Crime and Punishment by Fyodor Dostoyevsky
Every time I think about this book I am reminded of Babe and Wallace and Gromit. If you know why, then high five! This novel is so dark, dismal and melancholy, but the writing is just perfect. I found myself excited to read more and taking my time over each page, really savouring every moment of it. The descriptions are vivid and almost terrifyingly haunting at some points (I'm thinking about the murders and the horse beating). I've been advised to avoid Dostoyesvsky for a little while because it is 'too depressing', but I look forward to exploring more of his works when my brain can handle it.
The Silver Dark Sea by Susan Fletcher
This is a truly beautiful novel about the restorative power of hope. Susan Fletcher has long been one of my favourite writers because of her lyrical prose and uplifting narratives. In this novel she weaves in a slightly magical vibe which works brilliantly with her solid and very human characters.
The Chrysalids by John Wyndham

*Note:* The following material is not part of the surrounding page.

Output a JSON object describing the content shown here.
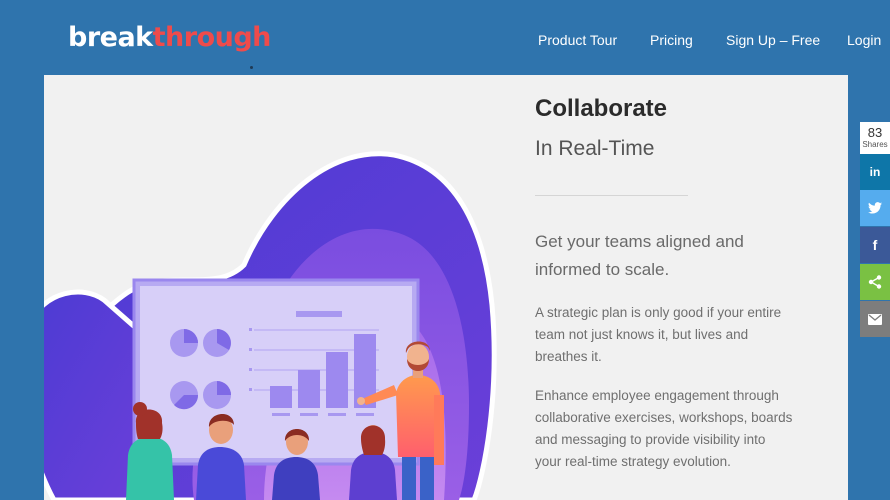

I fell in love with John Wyndham when I read The Day of the Triffids and this has cemented his place in my 'favourite authors' list. He writes science fiction that is not so ridiculously far out that I lose track of the whys and wherefores of the story. Which is always a plus. I couldn't put this book down and it made a very traumatic flight (I thought I was going to die), slightly more bearable.

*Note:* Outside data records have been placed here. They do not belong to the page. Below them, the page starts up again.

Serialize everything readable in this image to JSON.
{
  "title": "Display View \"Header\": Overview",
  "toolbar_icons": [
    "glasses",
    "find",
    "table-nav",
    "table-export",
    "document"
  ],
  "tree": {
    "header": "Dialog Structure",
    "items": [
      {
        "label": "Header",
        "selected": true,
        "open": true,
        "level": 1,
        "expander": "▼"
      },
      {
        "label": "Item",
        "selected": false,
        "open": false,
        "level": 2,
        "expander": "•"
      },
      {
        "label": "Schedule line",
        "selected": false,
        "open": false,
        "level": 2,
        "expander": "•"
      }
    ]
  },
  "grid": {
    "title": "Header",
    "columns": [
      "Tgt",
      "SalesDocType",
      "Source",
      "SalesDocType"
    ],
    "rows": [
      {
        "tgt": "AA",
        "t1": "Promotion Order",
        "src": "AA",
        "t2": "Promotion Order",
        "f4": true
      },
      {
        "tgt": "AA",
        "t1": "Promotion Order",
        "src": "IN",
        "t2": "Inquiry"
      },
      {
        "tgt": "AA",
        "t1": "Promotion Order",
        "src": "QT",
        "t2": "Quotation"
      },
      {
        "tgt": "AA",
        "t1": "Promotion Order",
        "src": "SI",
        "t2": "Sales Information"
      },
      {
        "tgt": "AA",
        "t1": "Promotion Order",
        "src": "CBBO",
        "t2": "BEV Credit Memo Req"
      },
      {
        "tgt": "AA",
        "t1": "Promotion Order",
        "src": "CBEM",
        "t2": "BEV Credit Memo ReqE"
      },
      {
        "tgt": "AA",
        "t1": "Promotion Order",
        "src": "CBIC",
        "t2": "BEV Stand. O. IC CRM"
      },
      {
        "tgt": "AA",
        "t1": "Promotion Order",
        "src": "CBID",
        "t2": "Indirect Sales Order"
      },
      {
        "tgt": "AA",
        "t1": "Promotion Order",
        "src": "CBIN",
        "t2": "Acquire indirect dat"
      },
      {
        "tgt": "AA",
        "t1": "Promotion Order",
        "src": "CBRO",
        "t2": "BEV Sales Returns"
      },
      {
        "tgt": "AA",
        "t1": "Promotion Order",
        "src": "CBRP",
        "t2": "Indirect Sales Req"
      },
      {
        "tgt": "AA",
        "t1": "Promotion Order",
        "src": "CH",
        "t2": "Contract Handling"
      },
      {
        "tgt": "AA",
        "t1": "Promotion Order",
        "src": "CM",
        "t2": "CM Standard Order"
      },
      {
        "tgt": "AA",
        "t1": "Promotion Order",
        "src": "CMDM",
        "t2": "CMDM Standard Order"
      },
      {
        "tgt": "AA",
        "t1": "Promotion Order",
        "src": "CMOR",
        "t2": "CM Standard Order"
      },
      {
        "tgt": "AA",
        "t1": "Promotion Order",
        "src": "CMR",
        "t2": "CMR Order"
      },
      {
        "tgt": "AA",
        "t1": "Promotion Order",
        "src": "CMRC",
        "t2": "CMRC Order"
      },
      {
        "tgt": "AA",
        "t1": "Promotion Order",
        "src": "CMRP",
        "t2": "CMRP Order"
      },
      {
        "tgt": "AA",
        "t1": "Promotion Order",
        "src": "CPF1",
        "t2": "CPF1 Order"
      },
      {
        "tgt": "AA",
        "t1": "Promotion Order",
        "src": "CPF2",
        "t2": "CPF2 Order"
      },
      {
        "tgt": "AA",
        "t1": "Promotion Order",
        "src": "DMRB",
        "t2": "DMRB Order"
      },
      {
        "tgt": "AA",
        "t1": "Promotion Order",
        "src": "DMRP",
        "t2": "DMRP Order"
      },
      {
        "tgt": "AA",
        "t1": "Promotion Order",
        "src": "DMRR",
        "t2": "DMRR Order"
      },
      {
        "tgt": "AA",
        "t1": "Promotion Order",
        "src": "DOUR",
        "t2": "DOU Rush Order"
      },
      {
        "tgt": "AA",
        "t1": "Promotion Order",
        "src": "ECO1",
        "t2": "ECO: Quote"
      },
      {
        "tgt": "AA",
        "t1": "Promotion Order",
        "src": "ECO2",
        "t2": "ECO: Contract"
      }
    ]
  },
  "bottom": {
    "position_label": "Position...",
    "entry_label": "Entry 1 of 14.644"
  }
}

Italian Ways: On and Off the Rails from Milan to Palermo by Tim Parks
I felt supremely nerdy when I said to a friend that I was reading a book about Italian trains, I think understandably so, but actually this book is brilliant. When I was 20 I travelled round Italy using the trains and Parks talks a lot about trains that I am familiar with, the frustrations of train travel in Italy and the many many confusing aspects of ticketing, fees etc. Even without my experience on the trains I think this book would be highly readable. Parks is very adept at describing people and history and his little vignettes make great non-fictional story telling.
The Book of Lost Things by John Connolly

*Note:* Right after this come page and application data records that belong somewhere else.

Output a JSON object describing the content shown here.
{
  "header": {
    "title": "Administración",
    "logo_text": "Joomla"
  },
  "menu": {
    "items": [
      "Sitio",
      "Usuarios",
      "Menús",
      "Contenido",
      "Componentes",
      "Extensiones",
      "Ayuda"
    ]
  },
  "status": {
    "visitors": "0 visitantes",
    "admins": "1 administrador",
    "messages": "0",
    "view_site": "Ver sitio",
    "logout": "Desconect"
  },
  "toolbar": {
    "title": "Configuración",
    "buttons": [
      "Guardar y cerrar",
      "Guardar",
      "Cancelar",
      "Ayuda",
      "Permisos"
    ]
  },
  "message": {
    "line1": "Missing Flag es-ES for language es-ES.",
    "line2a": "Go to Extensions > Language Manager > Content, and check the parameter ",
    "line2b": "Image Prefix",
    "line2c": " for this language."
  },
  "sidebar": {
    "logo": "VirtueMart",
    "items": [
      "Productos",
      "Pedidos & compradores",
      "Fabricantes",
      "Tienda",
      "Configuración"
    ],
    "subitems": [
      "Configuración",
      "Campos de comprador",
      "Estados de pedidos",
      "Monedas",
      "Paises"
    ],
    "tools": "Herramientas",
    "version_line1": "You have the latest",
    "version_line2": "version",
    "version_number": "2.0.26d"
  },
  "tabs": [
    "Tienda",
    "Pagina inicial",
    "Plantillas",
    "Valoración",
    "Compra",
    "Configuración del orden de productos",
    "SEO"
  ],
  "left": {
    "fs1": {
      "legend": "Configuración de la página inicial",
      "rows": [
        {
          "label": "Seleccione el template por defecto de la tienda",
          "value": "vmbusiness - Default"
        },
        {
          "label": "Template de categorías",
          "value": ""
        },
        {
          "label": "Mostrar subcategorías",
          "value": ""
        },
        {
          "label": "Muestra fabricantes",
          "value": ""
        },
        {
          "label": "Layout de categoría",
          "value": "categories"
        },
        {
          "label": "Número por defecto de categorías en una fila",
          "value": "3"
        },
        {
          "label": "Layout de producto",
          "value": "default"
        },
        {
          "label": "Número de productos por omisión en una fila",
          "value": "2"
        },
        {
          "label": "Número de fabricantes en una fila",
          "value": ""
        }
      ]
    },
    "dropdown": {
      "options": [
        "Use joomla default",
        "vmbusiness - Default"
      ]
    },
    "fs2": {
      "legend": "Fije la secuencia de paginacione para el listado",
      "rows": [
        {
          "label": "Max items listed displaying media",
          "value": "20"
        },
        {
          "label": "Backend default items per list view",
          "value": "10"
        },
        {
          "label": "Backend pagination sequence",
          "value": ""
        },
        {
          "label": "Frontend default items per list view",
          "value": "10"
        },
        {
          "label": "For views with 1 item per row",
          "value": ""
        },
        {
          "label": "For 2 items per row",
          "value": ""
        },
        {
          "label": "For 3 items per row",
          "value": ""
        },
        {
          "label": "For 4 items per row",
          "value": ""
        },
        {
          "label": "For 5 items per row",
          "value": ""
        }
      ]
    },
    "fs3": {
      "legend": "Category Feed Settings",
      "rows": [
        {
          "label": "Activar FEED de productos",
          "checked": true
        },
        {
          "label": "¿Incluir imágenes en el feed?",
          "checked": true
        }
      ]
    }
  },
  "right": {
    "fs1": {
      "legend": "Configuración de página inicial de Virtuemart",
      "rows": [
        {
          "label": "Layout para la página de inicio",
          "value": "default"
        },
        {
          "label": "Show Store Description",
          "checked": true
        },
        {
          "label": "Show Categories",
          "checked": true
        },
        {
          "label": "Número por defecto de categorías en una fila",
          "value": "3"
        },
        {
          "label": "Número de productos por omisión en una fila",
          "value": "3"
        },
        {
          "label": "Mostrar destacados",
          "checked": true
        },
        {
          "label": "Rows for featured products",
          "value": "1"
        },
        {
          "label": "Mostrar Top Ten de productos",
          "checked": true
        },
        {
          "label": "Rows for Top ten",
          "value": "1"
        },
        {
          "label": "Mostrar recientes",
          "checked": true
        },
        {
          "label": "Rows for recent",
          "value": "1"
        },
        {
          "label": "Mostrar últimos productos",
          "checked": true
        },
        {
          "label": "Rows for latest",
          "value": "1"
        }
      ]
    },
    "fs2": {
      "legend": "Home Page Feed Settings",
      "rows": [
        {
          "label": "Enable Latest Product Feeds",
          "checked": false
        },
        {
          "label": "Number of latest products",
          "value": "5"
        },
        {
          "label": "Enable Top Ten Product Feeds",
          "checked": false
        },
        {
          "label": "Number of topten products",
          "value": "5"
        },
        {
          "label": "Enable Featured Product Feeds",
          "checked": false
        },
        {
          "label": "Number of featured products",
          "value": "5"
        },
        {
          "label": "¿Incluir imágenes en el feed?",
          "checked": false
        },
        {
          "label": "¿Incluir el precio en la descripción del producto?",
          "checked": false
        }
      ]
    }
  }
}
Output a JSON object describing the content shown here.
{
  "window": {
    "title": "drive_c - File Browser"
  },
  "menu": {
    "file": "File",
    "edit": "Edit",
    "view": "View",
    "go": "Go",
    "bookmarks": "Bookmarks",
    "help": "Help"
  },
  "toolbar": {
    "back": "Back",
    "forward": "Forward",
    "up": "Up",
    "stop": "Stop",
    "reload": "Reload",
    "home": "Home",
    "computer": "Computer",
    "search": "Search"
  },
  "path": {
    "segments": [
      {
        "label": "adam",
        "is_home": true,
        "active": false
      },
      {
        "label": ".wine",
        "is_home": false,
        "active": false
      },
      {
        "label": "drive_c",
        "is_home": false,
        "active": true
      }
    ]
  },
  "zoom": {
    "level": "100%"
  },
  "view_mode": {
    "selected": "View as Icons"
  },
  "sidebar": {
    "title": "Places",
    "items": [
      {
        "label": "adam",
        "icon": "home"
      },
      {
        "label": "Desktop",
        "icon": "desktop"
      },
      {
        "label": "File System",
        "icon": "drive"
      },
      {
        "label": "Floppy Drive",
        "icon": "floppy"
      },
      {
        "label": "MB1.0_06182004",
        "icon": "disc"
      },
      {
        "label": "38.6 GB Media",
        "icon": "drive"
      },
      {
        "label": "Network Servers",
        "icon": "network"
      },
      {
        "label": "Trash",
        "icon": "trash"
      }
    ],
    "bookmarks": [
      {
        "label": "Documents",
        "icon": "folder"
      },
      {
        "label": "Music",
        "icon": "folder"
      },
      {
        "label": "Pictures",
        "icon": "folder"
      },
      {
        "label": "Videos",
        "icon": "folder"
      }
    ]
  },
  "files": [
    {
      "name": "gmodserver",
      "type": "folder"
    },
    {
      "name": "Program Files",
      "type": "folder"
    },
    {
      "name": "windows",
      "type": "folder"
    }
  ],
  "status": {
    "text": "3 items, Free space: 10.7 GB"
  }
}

I needed a bit of escapism at the end of July and this provided the perfect fictional escape. This novel has such a wonderfully fairytale-esque structure and the characters have been formed with such care. It is quite fantastical, but not beyond what I can usually read. It was the pacing that I found to be particularly well done, as it had such a perfect balance of fast paced plot movements and slower and more focused character and setting descriptions. I really couldn't put it down.
What were your favourite reads this summer?